Can you tell me a bit about the set up your working with, what you like about it, what you don’t like, and what you’d improve, if anything?
I’m shooting with a Canon 70D. I have a few lenses and a couple that are borrowed because I’m not forking out thousands of dollars when my friend is willing to let me borrow it (thank you Ivan Narez!). I have four Yongnuo speedlite flashes and one Alien Bees monolight. The camera itself has been great! No complaints on my end. My speedlite flashes have taken some abuse over the years, but are still holding up. My Alien Bees monolight is my main lighting source. I use this basically every time I shoot. During the day, I like to get rid of shadows and during the night I like to move the lighting around to make the photo look interesting. Not much room for improvement, unless I purchase a different camera, but I don’t have any intentions of getting a new camera for awhile.
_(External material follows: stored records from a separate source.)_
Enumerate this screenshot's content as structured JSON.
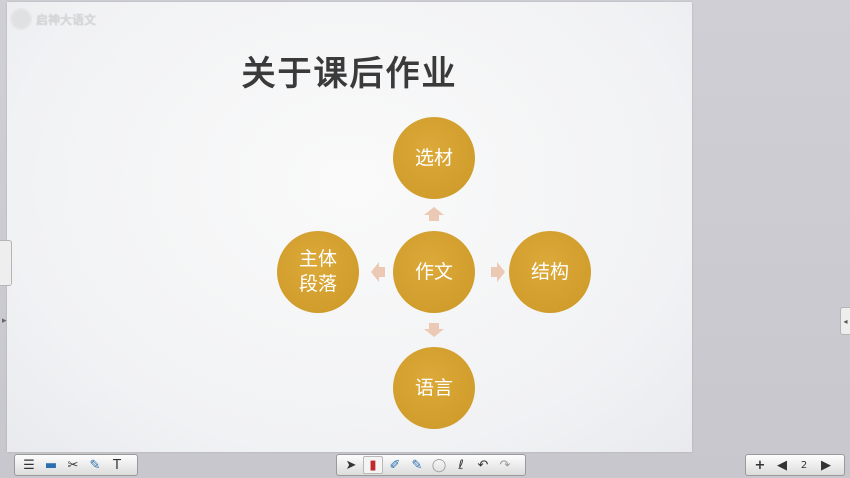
{
  "watermark": {
    "name": "启神大语文"
  },
  "slide": {
    "title": "关于课后作业",
    "center_node": "作文",
    "top_node": "选材",
    "right_node": "结构",
    "bottom_node": "语言",
    "left_node": "主体\n段落",
    "node_color": "#d4a030",
    "arrow_color": "#ecc9b4"
  },
  "toolbars": {
    "left": [
      "menu-icon",
      "screen-icon",
      "tools-icon",
      "pen-icon",
      "text-icon"
    ],
    "center": [
      "pointer-icon",
      "marker-icon",
      "brush-icon",
      "highlighter-icon",
      "eraser-icon",
      "lasso-icon",
      "undo-icon",
      "redo-icon"
    ],
    "right": [
      "add-page-icon",
      "prev-page-icon",
      "page-count-icon",
      "next-page-icon"
    ],
    "page_badge": "2"
  }
}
What does blading photography need more of?
Print magazines. Easy answer, but difficult to achieve. Money is always the determining factor and I just wish there were more print blade magazines floating around the world. Seeing my photos printed in a magazine gives me a sense of accomplishment. Not because my photo made it into a mag, but because my intention to keep NorCal exposed is a reality.
Do you think you’ll ever bring the Filth Files into a print realm?
Yes, but I don’t know when.
What’s next on the horizon for you?
Helping my friends with any photography needs. Brian Freeman (BFREE) is the perfect example. He’s hustling right now to get rollerblading exposed to the cannabis industry/culture. I’ve been helping him shoot photos and these are they type of things I want to do in the future. Skating photography for skaters themselves will always be first for me, but seeing that I can help expose skating to new minds and different cultures only motivates me to shoot better photos!